The U.S. and China finally reached an agreement last week over the ongoing cyberwar between the two nations. Alongside agreeing that neither will be the first to use a hack to destabilize vital infrastructure, President Barack Obama and his Chinese counterpart Xi Jinping made a firm agreement to neither support nor allow economic espionage—the hacking of private companies to steal patents or learn about inner company workings.
The deal is an important milestone in the international cyber conflict that has been deservedly compared to the Cold War—primarily because it features China and Russia working against U.S. interests each in service of their own strategic gains. While China may be retreating from the economic espionage it has used for economic gains, it is also pursuing more nefarious defense interests—such as building a database of American federal workers for the purposes of spy recruitment and even blackmail.

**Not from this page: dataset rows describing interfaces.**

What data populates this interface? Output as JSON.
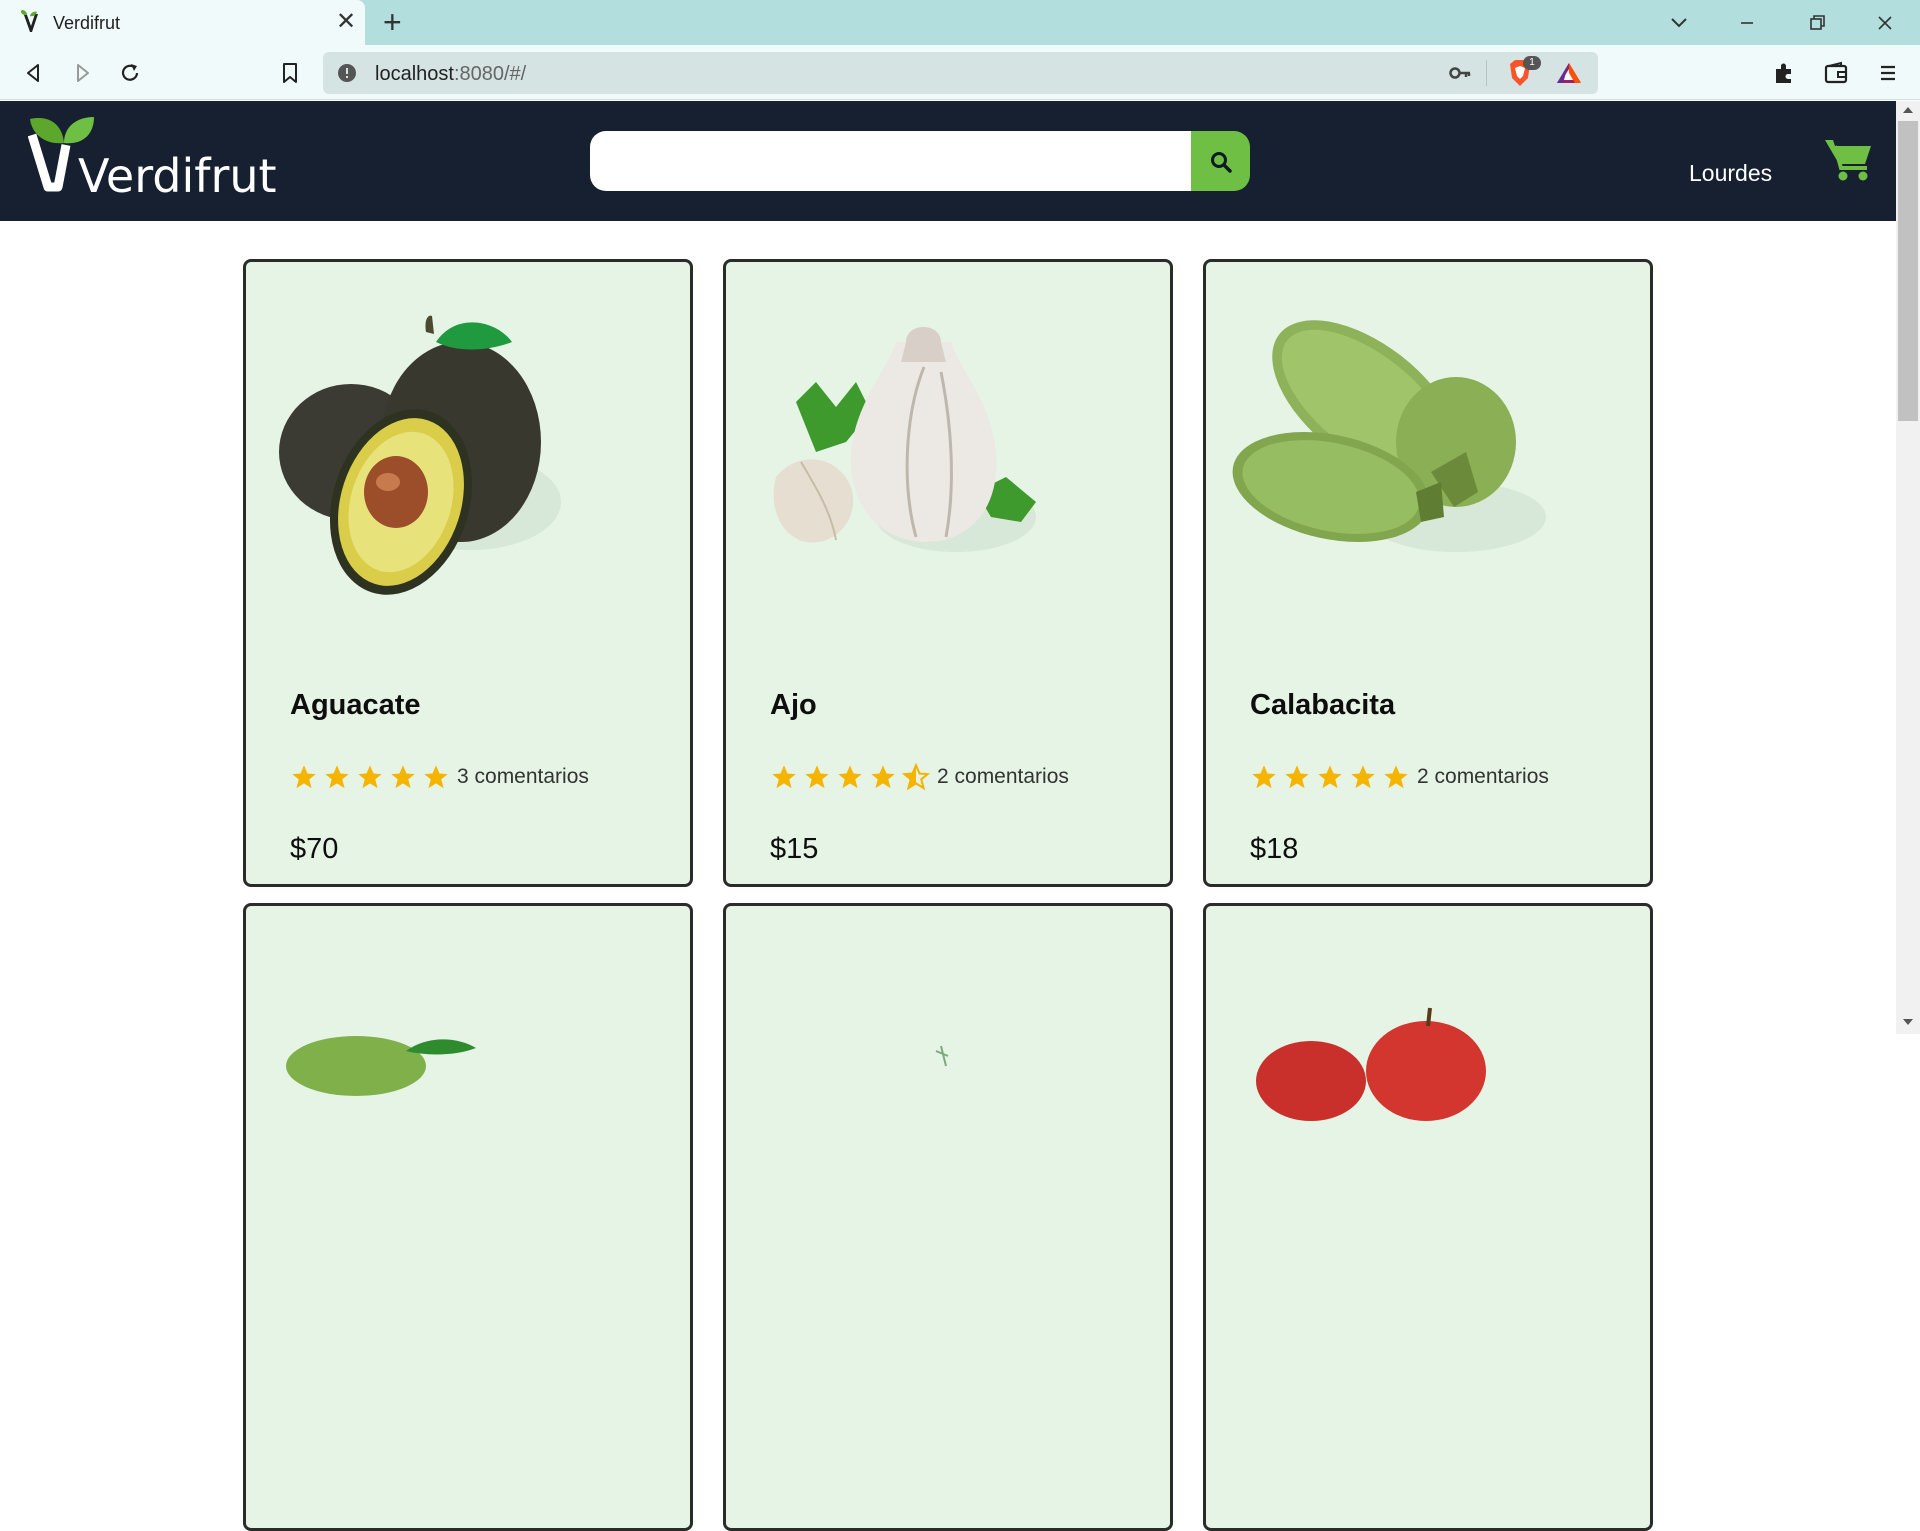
{
  "browser": {
    "tab_title": "Verdifrut",
    "url_host": "localhost",
    "url_rest": ":8080/#/",
    "brave_badge": "1",
    "icons": {
      "back": "back-icon",
      "forward": "forward-icon",
      "reload": "reload-icon",
      "bookmark": "bookmark-icon",
      "info": "info-icon",
      "key": "key-icon",
      "brave": "brave-shield-icon",
      "rewards": "brave-rewards-icon",
      "extensions": "extensions-icon",
      "wallet": "wallet-icon",
      "menu": "menu-icon"
    }
  },
  "header": {
    "logo_text": "Verdifrut",
    "search_placeholder": "",
    "search_value": "",
    "user_name": "Lourdes",
    "accent_color": "#6fbf44",
    "background_color": "#162030"
  },
  "products": [
    {
      "name": "Aguacate",
      "rating": 5,
      "comments": "3 comentarios",
      "price": "$70",
      "image": "avocado"
    },
    {
      "name": "Ajo",
      "rating": 4.5,
      "comments": "2 comentarios",
      "price": "$15",
      "image": "garlic"
    },
    {
      "name": "Calabacita",
      "rating": 5,
      "comments": "2 comentarios",
      "price": "$18",
      "image": "zucchini"
    },
    {
      "name": "",
      "rating": null,
      "comments": "",
      "price": "",
      "image": "lime"
    },
    {
      "name": "",
      "rating": null,
      "comments": "",
      "price": "",
      "image": "herb"
    },
    {
      "name": "",
      "rating": null,
      "comments": "",
      "price": "",
      "image": "apple"
    }
  ],
  "colors": {
    "card_bg": "#e6f4e6",
    "star": "#f5b400",
    "tab_bar": "#b2dede"
  }
}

Russia has been just as aggressive, if not more so, than the Chinese at breaching American institutions in both the private and public sectors, but seems more aimed at threatening the financial and governmental infrastructure of the United States.. Hackers from within Russia have entered the servers of JPMorgan, the NASDAQ, and even the White House and the State Department. Russians have stolen billions of usernames and passwords, and have become such a public nuisance the Federal Trade Commission has its own Q&A for consumers.
This deal represents the first breaking point in what has thus far been a steely barrier that has separated the U.S., the most popular target of such international attacks, and China, one of the largest actors. Much like Richard Nixon’s normalization of diplomatic relations with China in 1972, however, the deal also shoots a direct signal to the other corner of this tripolar conflict. While it doesn’t crack the kind of bloc communism represented during the Cold War, this treaty does create a foundation on which future negotiations with state actors can be built.
In contrast to Xi Jinping last week, Russia has been chilly at best in discussing these hacks the few times it has bothered to give a statement. One aide to Vladimir Putin told Kremlin mouthpiece Russia Today, “We know that blaming everything on Russia has already turned into some sort of sport.” They’ve gone on to accuse the American government of being paranoid, suggesting they start “searching for Russian submarines in the Potomac River.” This is after Russian security firm iB Group condemned Russian authorities for their complacency in enforcing their own cybersecurity laws.
Up until last week, Russia and China had been waging a simultaneous—though not synchronized—cyber assault on two fronts against the United States. The two countries even went so far as to sign their own deal last May to never hack the agencies of one another and establish a line of communication between Moscow and Beijing on ongoing cyberthreats—a deal threatened by recent reports of spear-phishing attacks against Russian military officials originating from China. With the agreement made between Obama and Xi, however, the U.S. opened up a new realm of negotiations that could reflect on a number of foreign policy issues.
If that sounds familiar, it’s because Obama is mirroring the goals of Richard Nixon and then-National Security Adviser Henry Kissinger in that president’s historic 1972 visit to China. After World War II and the Chinese civil war that thrust communist peasant Mao Zedong into power, the U.S. and China existed on far rougher diplomatic seas than we see today.
What Nixon and Kissinger sought in opening up a diplomatic relationship with China—the largest communist state—was not just “détente,” the now-famous phrase for de-escalation of tensions and conflict. Much like the cybersecurity deal signed last week, it was also meant to send a signal to then-Soviet Russia that the Iron Curtain was not so impenetrable. Winston Lord, a staffer for the National Security Council and traveling companion of Nixon’s on his trip to China, wrote that “an opening to China would give us more flexibility on the world scene generally…by opening relations with China we would catch Russia’s attention and get more leverage on them through playing this obvious China card.”
By beginning the conversation on cybersecurity with China, the U.S. should be able to manage the Russian threat from a much better vantage point. As the Council on Foreign Relations (CFR) writes in its official analysis of the deal, “[T]he United States is no longer the lone normative voice in the economic espionage wilderness.” According to the CFR, this deal “gives the United States leverage in raising the norm against economic espionage in other diplomatic contexts, including trade negotiations, regional and bilateral cooperation on cybersecurity, and further UN talks about norms of state behavior in cyberspace.”
Last week’s China deal could become a tiny pinhole of a leak in what has become dangerously close to looking like a digital Cold War. Cyberwar is less of an existential threat to international interests and more of an existential reality. The frequency of attacks against the U.S. by both China and Russia should represent a newfound crisis for American companies and our national security. By attempting to balance a peace with China, tempered hopes should feel safe to embrace the same with Russia.
Gillian Branstetter is a social commentator with a focus on the intersection of technology, security, and politics. Her work has appeared in the Washington Post, Business Insider, Salon, the Week, and xoJane. She attended Pennsylvania State University. Follow her on Twitter @GillBranstetter.
Illustration by Max Fleishman